"Mouse" in Space (Frozen Oxygen)

Source: https://youtu.be/l8W19r5m_GU?t=2605

At 43:24 in the above live stream of the SpaceX CRS-19 Launch, something slides around the engine. Someone remarked that this looked a bit like a mouse, and some of the more imaginative conspiracy theorists took this to be evidence that the footage was faked.
The video is shot from two sides, alternating between viewpoints, which makes it difficult to follow exactly what is going on. But it's much clearer if we take just the shots from the "mouse" side, zoom in, and speed them up 10x.

Source: https://www.youtube.com/watch?v=tnbSMjFebPk

A real time version of this is here.

Here we see the "mouse" build up at the top, then break free and slide around. It's followed by a bunch more of what looks like slushy ice (possibly actual ice - or some other byproduct of the jet engine that built up around that point, maybe from what is venting near the top of the image). This slides around and looks like it maybe melts a bit.

So, a fascinating display of space physics. But not a mouse.

[Update Jan 18 2020]

It's not ice, it's actually solid oxygen. The white jet at the top is venting liquid oxygen, which is what causes the build-up of solid oxygen.

People why the oxygen does not just boil off into space. The answer is that some of it does, and what's left freezes. The principle is called "Vacuum freezing". Below the triple point of oxygen (or water, etc), it can only exist only as a solid and gas. A vacuum is obviously below the triple point in terms of pressure. So in the vented liquid oxygen the high energy molecules rapid boil away, cooling down the remaining liquid, which will solidify. Putting liquid oxygen into a vacuum is actually HOW YOU MAKE solid oxygen. Here's a demonstration with oxygen:
Source: https://www.youtube.com/watch?v=6RRLBD1bB3E

And similar with water:
Source: https://www.youtube.com/watch?v=Ti9C_cLSR0A
Last edited:


You can see the ice start forming on the camera that's on the opposite side of the "mouse shot" at 41:12, just after the second stage ignites. By about 41:36 the ice has grown significantly in size. Around 42 minutes you can see it start separating from the vents and moving around the engine nozzle. At 42:10 when the camera switches to the opposite side again you can see the ice that had built up is no longer there; it has already separated and begun sliding around the nozzle. It may also be helpful to point out that this isn't unique to this launch; you can see ice separating from vents on the second stage in just about any given SpaceX launch. You can also see ice sliding around the top of the turbopump exhaust wraparound of the nozzle at around 19:28 in this video from CRS-16 launch. It's smaller and more spread out, but it's there:
Source: https://www.youtube.com/watch?v=Esh1jHT9oTA

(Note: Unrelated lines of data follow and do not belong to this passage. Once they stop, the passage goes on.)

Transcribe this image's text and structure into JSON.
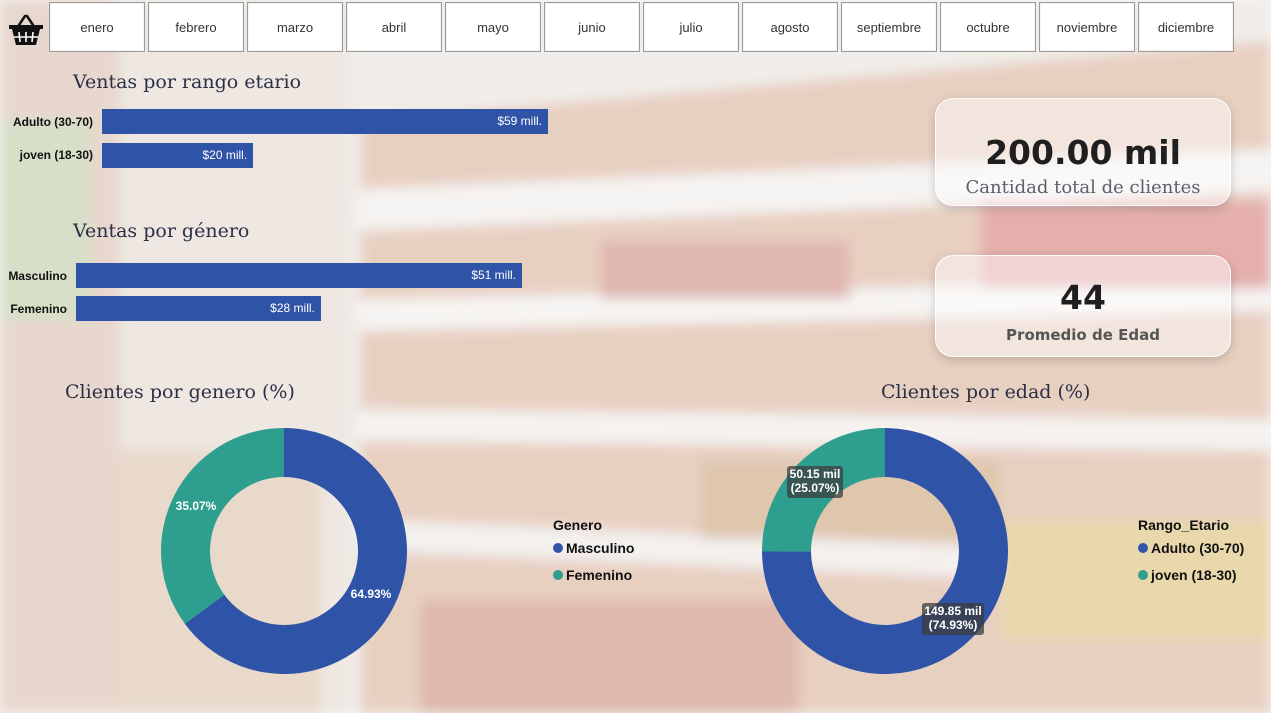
{
  "months": [
    "enero",
    "febrero",
    "marzo",
    "abril",
    "mayo",
    "junio",
    "julio",
    "agosto",
    "septiembre",
    "octubre",
    "noviembre",
    "diciembre"
  ],
  "colors": {
    "blue": "#2f53a7",
    "teal": "#2e9e8f"
  },
  "kpis": {
    "total_clients": {
      "value": "200.00 mil",
      "label": "Cantidad total de clientes"
    },
    "avg_age": {
      "value": "44",
      "label": "Promedio de Edad"
    }
  },
  "chart_data": [
    {
      "type": "bar",
      "orientation": "horizontal",
      "title": "Ventas por rango etario",
      "categories": [
        "Adulto (30-70)",
        "joven (18-30)"
      ],
      "values": [
        59,
        20
      ],
      "value_labels": [
        "$59 mill.",
        "$20 mill."
      ]
    },
    {
      "type": "bar",
      "orientation": "horizontal",
      "title": "Ventas por género",
      "categories": [
        "Masculino",
        "Femenino"
      ],
      "values": [
        51,
        28
      ],
      "value_labels": [
        "$51 mill.",
        "$28 mill."
      ]
    },
    {
      "type": "pie",
      "donut": true,
      "title": "Clientes por genero (%)",
      "legend_title": "Genero",
      "categories": [
        "Masculino",
        "Femenino"
      ],
      "values": [
        64.93,
        35.07
      ],
      "value_labels": [
        "64.93%",
        "35.07%"
      ]
    },
    {
      "type": "pie",
      "donut": true,
      "title": "Clientes por edad (%)",
      "legend_title": "Rango_Etario",
      "categories": [
        "Adulto (30-70)",
        "joven (18-30)"
      ],
      "values": [
        74.93,
        25.07
      ],
      "value_labels": [
        "149.85 mil (74.93%)",
        "50.15 mil (25.07%)"
      ],
      "label_lines": [
        [
          "149.85 mil",
          "(74.93%)"
        ],
        [
          "50.15 mil",
          "(25.07%)"
        ]
      ]
    }
  ]
}
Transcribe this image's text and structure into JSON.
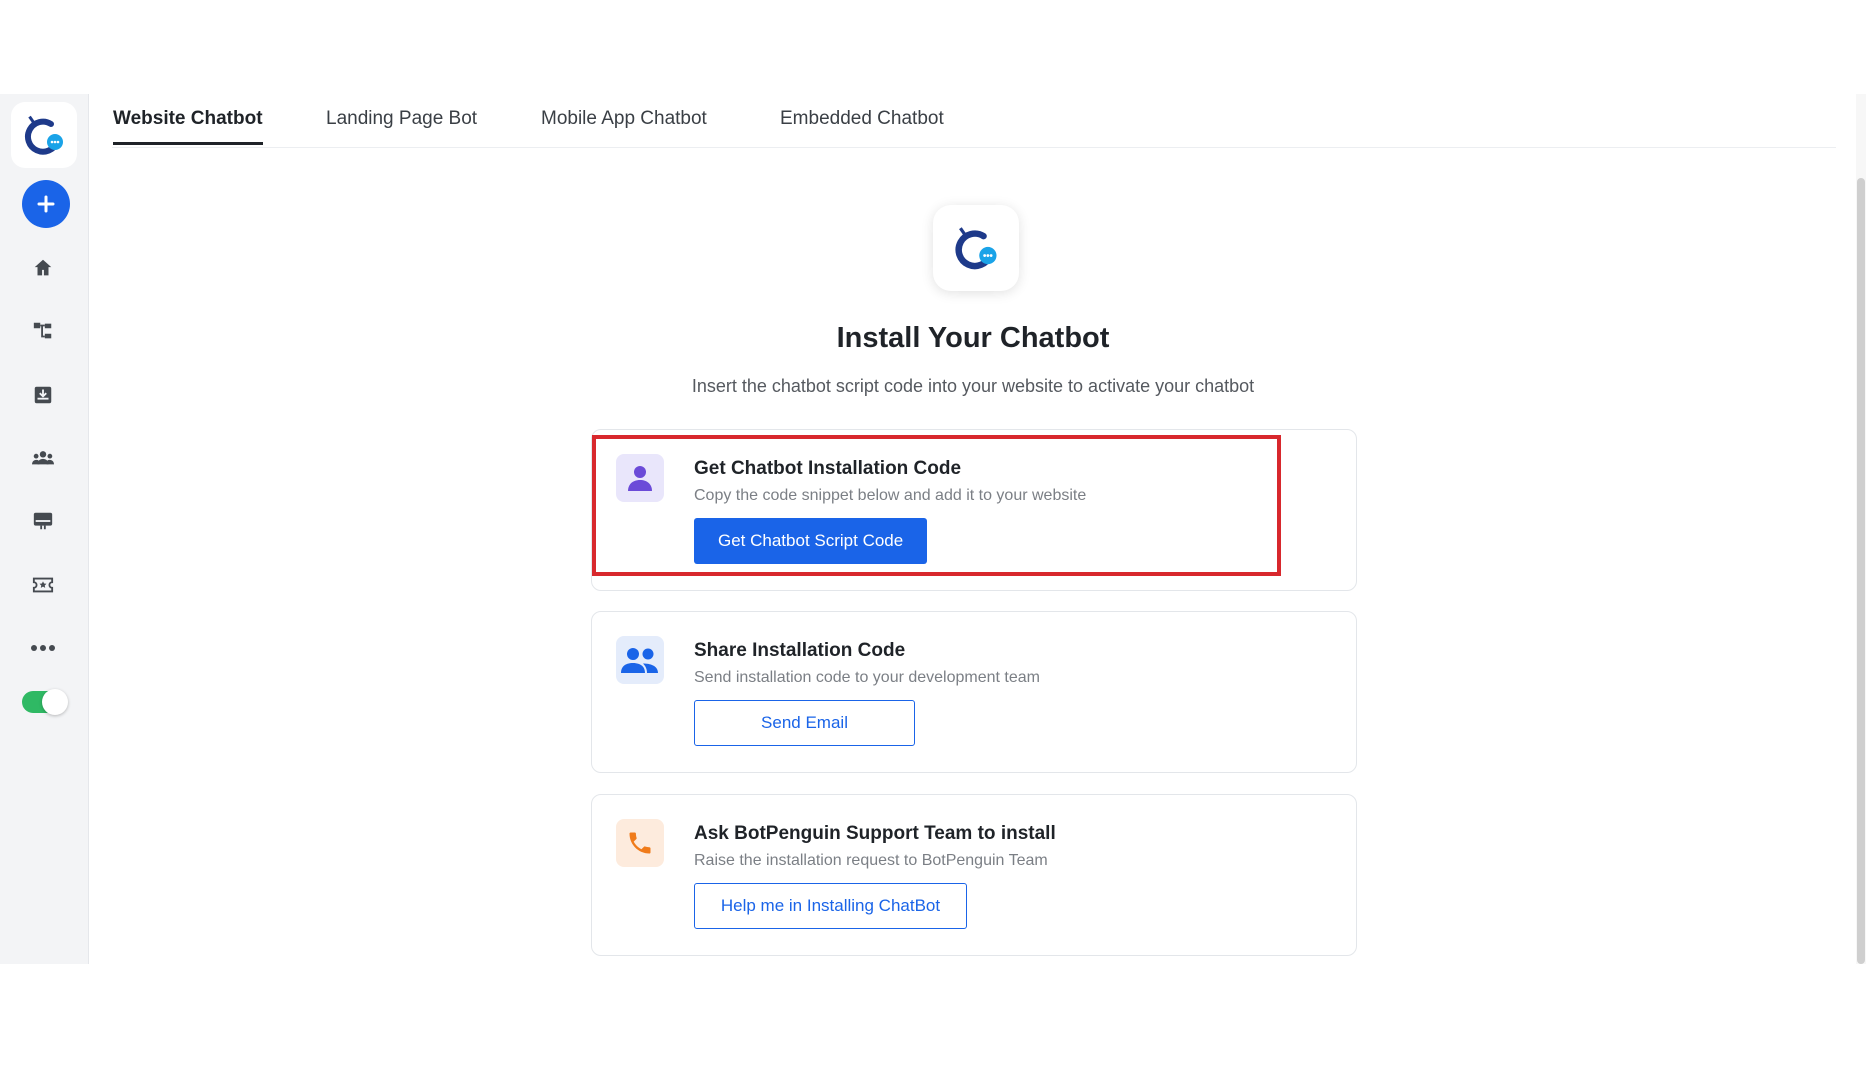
{
  "tabs": [
    {
      "label": "Website Chatbot",
      "active": true
    },
    {
      "label": "Landing Page Bot",
      "active": false
    },
    {
      "label": "Mobile App Chatbot",
      "active": false
    },
    {
      "label": "Embedded Chatbot",
      "active": false
    }
  ],
  "sidebar": {
    "logo_icon": "cube-chatbot-logo",
    "add_icon": "plus-icon",
    "items": [
      {
        "icon": "home-icon"
      },
      {
        "icon": "flow-icon"
      },
      {
        "icon": "inbox-icon"
      },
      {
        "icon": "users-icon"
      },
      {
        "icon": "monitor-icon"
      },
      {
        "icon": "ticket-icon"
      },
      {
        "icon": "more-icon"
      }
    ],
    "toggle_on": true
  },
  "main": {
    "title": "Install Your Chatbot",
    "subtitle": "Insert the chatbot script code into your website to activate your chatbot",
    "cards": [
      {
        "icon": "person-icon",
        "title": "Get Chatbot Installation Code",
        "description": "Copy the code snippet below and add it to your website",
        "button": "Get Chatbot Script Code"
      },
      {
        "icon": "team-icon",
        "title": "Share Installation Code",
        "description": "Send installation code to your development team",
        "button": "Send Email"
      },
      {
        "icon": "phone-icon",
        "title": "Ask BotPenguin Support Team to install",
        "description": "Raise the installation request to BotPenguin Team",
        "button": "Help me in Installing ChatBot"
      }
    ]
  },
  "colors": {
    "accent": "#1a64e8",
    "highlight": "#d8282d",
    "toggle": "#2fb964"
  }
}
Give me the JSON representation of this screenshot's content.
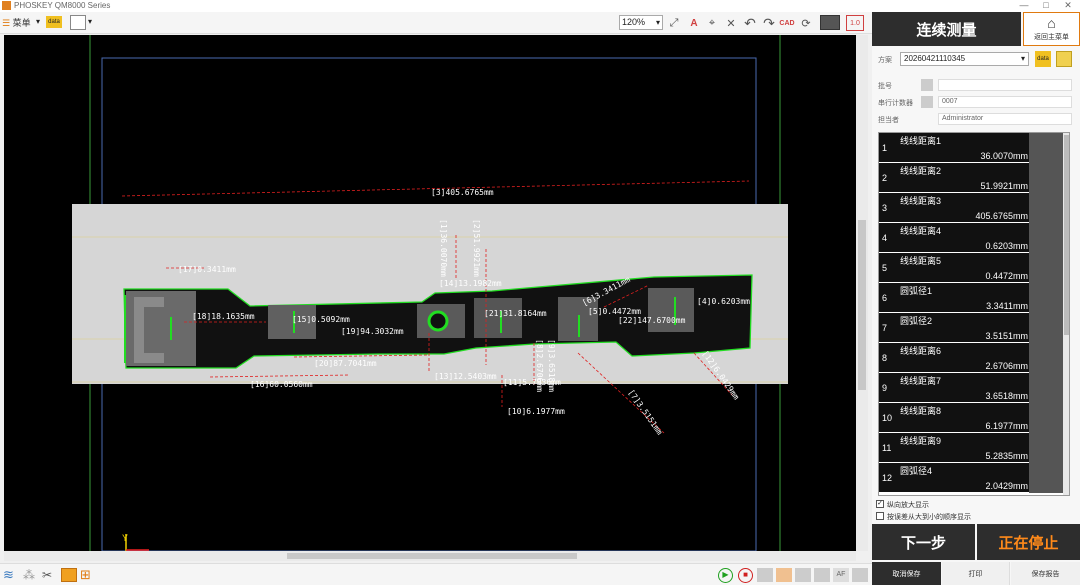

Larger chunks are visible at 23:51 in this video from the CRS-14 launch:
Source: https://www.youtube.com/watch?v=BPQHG-LevZM

These are just a couple daytime launches I checked at random, one other I checked focused on the first stage recovery at LZ-1 rather than the second stage video so it was not visible.
I am truly left wondering how anyone, even someone who otherwise believes NASA and SpaceX are "faking space" could consider this to be even remotely reasonable. What exactly is the scenario here? Some little mouse snuck onto the hypothetical "fake rocket" stage and proceeded to walk around on the engine? Meanwhile, the hypothetical CGI guys are at once good enough to put together a video of a rocket orbiting the Earth, but are also so blindingly incompetent as to leave a literal mouse in frame.

How does one even debunk people who are willing to make, frankly, insane claims?
You can't... Because then you just become a "Schill" and are now part of the problem.
Sometimes the best you can do is just put accurate information out there for the people on the fence to see and/or to demonstrate just how off-base the original claimants are.
I tend to view things from an evolutionary perspective. I think our ancient brains can easily make a small moving thing into an animal, and thus a potential meal. Our brains are pattern matching machines.